Treatment to eradicate the invasive Japanese beetle to start

GRANDVIEW, Wash. (AP) — The Washington State Department of Agriculture plans to begin treatments to eradicate an invasive Japanese beetle infestation May 2 in central Washington.

The agency plans to treat about 2,000 acres (809 hectares) in Grandview and surrounding areas of Yakima and Benton counties, state agriculture officials said in a news release Thursday.

The highly invasive pest eats over 300 different plants, including roses, grapes and hops. If they reproduced and spread, the beetles would pose a serious threat to farms, gardens and the environment in Washington state, officials said.

Acelepryn, the product used to treat the area, is a low-risk insecticide that is not harmful to people or pets, officials said.

Licensed applicators will apply the product to plant foliage or directly to the soil. Agency staff will also monitor treatment progress and seek permission to treat people at properties who have not yet responded to agency requests.

The agency will also set up traps to continue monitoring the beetle and is considering quarantine of the infested area to limit the spread of the pest.

Agriculture officials said last year they had tracked beetle activity since the 1980s and occasionally a beetle was found. But they couldn’t explain the recent exponential growth.

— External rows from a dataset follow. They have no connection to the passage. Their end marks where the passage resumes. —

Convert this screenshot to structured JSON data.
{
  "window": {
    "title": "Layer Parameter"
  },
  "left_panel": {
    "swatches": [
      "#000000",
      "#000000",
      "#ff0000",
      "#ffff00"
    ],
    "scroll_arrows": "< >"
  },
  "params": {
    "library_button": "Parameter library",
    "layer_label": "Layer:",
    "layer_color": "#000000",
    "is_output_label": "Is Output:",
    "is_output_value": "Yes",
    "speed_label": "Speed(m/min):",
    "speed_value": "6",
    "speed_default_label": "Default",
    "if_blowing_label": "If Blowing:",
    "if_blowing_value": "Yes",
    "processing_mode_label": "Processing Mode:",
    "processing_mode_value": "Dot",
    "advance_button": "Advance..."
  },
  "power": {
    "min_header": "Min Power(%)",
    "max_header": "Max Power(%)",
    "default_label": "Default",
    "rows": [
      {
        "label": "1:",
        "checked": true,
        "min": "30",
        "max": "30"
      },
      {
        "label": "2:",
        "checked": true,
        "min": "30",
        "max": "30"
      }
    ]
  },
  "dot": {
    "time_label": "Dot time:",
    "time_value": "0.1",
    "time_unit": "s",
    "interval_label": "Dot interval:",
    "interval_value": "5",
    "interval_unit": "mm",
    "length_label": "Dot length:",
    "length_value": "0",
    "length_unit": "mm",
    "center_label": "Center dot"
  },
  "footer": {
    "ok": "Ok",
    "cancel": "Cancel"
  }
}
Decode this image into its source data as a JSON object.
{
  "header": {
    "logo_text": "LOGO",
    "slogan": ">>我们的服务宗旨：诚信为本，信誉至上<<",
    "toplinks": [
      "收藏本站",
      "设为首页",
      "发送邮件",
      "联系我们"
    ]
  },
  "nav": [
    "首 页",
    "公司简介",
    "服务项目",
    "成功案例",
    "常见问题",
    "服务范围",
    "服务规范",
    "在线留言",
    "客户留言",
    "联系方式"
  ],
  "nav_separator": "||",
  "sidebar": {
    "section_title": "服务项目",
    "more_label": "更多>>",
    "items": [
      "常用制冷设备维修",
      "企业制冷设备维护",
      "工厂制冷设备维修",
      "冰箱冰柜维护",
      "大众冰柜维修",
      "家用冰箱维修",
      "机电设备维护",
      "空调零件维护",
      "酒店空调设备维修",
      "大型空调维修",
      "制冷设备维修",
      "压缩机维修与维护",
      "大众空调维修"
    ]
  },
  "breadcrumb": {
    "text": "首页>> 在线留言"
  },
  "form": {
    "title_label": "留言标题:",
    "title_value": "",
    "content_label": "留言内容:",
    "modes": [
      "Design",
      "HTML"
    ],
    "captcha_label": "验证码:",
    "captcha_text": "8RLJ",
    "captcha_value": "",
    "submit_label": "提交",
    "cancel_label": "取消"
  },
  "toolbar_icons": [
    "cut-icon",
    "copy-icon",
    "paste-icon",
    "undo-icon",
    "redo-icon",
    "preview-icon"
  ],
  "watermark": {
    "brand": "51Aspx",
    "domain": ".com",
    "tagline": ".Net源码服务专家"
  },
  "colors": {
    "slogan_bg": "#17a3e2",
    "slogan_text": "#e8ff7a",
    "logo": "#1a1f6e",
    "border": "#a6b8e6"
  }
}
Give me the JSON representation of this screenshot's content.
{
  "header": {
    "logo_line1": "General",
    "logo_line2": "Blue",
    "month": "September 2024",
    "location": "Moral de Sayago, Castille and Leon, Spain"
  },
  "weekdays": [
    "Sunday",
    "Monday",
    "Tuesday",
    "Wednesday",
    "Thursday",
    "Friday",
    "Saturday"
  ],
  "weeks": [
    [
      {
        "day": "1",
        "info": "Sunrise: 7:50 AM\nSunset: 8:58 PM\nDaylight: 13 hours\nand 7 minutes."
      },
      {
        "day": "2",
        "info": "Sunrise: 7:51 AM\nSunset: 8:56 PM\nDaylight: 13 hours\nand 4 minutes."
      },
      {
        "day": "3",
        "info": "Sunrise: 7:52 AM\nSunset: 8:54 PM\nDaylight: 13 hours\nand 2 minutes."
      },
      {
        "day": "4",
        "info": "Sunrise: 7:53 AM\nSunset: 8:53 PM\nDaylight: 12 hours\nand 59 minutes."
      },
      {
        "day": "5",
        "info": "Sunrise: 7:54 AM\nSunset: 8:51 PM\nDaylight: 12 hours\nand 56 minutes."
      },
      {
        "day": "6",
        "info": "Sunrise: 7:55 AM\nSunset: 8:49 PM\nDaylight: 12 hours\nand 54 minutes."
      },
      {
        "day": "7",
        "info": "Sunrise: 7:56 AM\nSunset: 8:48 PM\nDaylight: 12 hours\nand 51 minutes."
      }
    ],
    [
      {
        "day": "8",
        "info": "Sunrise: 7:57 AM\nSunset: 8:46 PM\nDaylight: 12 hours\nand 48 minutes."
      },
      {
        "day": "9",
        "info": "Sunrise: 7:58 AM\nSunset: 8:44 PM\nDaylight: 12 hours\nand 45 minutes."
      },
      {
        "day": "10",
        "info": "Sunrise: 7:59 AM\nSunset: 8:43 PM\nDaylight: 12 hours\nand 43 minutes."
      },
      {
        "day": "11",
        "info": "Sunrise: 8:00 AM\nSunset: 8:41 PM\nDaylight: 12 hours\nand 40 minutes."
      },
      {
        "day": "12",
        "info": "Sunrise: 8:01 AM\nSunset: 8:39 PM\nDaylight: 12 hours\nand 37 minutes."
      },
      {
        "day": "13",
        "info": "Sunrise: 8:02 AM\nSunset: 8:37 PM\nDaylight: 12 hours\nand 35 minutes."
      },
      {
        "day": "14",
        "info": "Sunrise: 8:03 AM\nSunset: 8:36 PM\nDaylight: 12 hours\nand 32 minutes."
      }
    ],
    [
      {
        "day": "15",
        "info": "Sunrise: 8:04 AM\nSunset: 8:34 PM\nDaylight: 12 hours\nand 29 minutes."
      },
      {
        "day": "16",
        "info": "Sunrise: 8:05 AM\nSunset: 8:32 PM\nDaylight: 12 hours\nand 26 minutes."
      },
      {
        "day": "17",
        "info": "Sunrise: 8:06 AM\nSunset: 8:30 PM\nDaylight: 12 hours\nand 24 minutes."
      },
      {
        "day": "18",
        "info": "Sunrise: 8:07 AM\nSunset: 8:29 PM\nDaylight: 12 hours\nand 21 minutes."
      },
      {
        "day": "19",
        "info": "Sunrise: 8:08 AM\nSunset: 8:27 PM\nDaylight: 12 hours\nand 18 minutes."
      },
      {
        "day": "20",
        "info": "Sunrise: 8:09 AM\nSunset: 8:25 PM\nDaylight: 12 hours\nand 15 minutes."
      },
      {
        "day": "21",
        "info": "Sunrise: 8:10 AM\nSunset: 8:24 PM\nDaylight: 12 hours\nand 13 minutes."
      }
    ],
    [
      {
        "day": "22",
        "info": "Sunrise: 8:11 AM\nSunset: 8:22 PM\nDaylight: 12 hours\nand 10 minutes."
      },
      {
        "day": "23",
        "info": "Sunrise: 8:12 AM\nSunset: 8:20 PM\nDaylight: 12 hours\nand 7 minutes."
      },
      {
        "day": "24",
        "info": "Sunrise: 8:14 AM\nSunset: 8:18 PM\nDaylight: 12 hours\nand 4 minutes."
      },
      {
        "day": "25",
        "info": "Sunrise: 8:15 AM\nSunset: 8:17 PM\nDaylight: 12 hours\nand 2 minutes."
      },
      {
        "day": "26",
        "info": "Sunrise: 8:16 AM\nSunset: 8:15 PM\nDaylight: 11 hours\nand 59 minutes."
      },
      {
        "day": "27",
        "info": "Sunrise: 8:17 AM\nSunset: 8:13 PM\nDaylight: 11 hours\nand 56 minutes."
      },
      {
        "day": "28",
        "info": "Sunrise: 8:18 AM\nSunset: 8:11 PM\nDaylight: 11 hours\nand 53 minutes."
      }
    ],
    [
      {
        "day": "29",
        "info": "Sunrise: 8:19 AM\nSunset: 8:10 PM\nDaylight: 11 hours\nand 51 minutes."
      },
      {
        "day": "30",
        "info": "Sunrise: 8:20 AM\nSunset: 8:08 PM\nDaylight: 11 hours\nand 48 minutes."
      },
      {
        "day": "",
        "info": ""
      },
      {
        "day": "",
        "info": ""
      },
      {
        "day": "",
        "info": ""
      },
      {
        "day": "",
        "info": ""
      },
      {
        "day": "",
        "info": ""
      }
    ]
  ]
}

Last year, authorities captured more than 24,000 Japanese beetles in the region.

Comments are closed.